Web page and app entries:
◇ ◇ ◇
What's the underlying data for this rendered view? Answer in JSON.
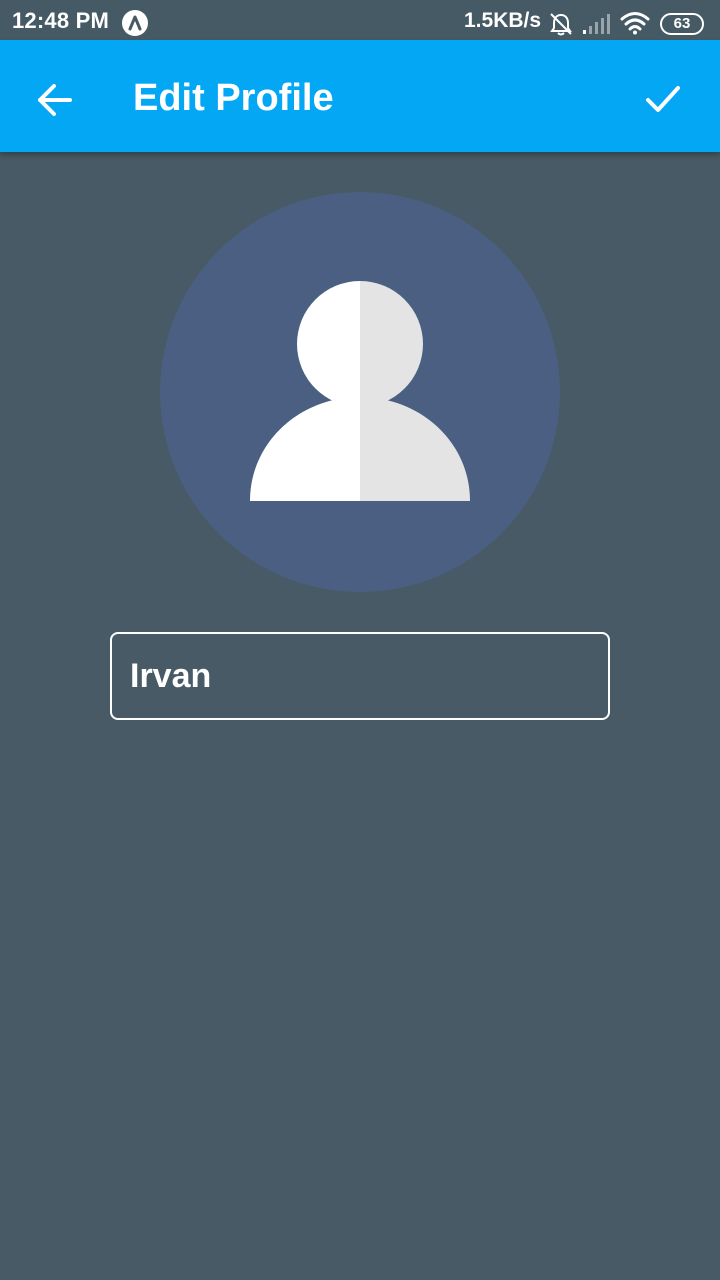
{
  "status_bar": {
    "time": "12:48 PM",
    "net_speed": "1.5KB/s",
    "battery_level": "63",
    "icons": [
      "app-badge-icon",
      "dnd-bell-off-icon",
      "signal-icon",
      "wifi-icon",
      "battery-icon"
    ]
  },
  "app_bar": {
    "title": "Edit Profile",
    "back_icon": "arrow-left-icon",
    "save_icon": "check-icon",
    "color": "#03a7f4"
  },
  "profile": {
    "avatar_icon": "person-placeholder-icon",
    "avatar_bg": "#4b5f83",
    "name_value": "Irvan"
  },
  "theme": {
    "background": "#475a65"
  }
}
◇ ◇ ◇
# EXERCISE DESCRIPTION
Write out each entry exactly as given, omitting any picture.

# ANSWER
What's the underlying data for this rendered view? Answer in JSON.
{
  "status_bar": {
    "time": "12:48 PM",
    "net_speed": "1.5KB/s",
    "battery_level": "63",
    "icons": [
      "app-badge-icon",
      "dnd-bell-off-icon",
      "signal-icon",
      "wifi-icon",
      "battery-icon"
    ]
  },
  "app_bar": {
    "title": "Edit Profile",
    "back_icon": "arrow-left-icon",
    "save_icon": "check-icon",
    "color": "#03a7f4"
  },
  "profile": {
    "avatar_icon": "person-placeholder-icon",
    "avatar_bg": "#4b5f83",
    "name_value": "Irvan"
  },
  "theme": {
    "background": "#475a65"
  }
}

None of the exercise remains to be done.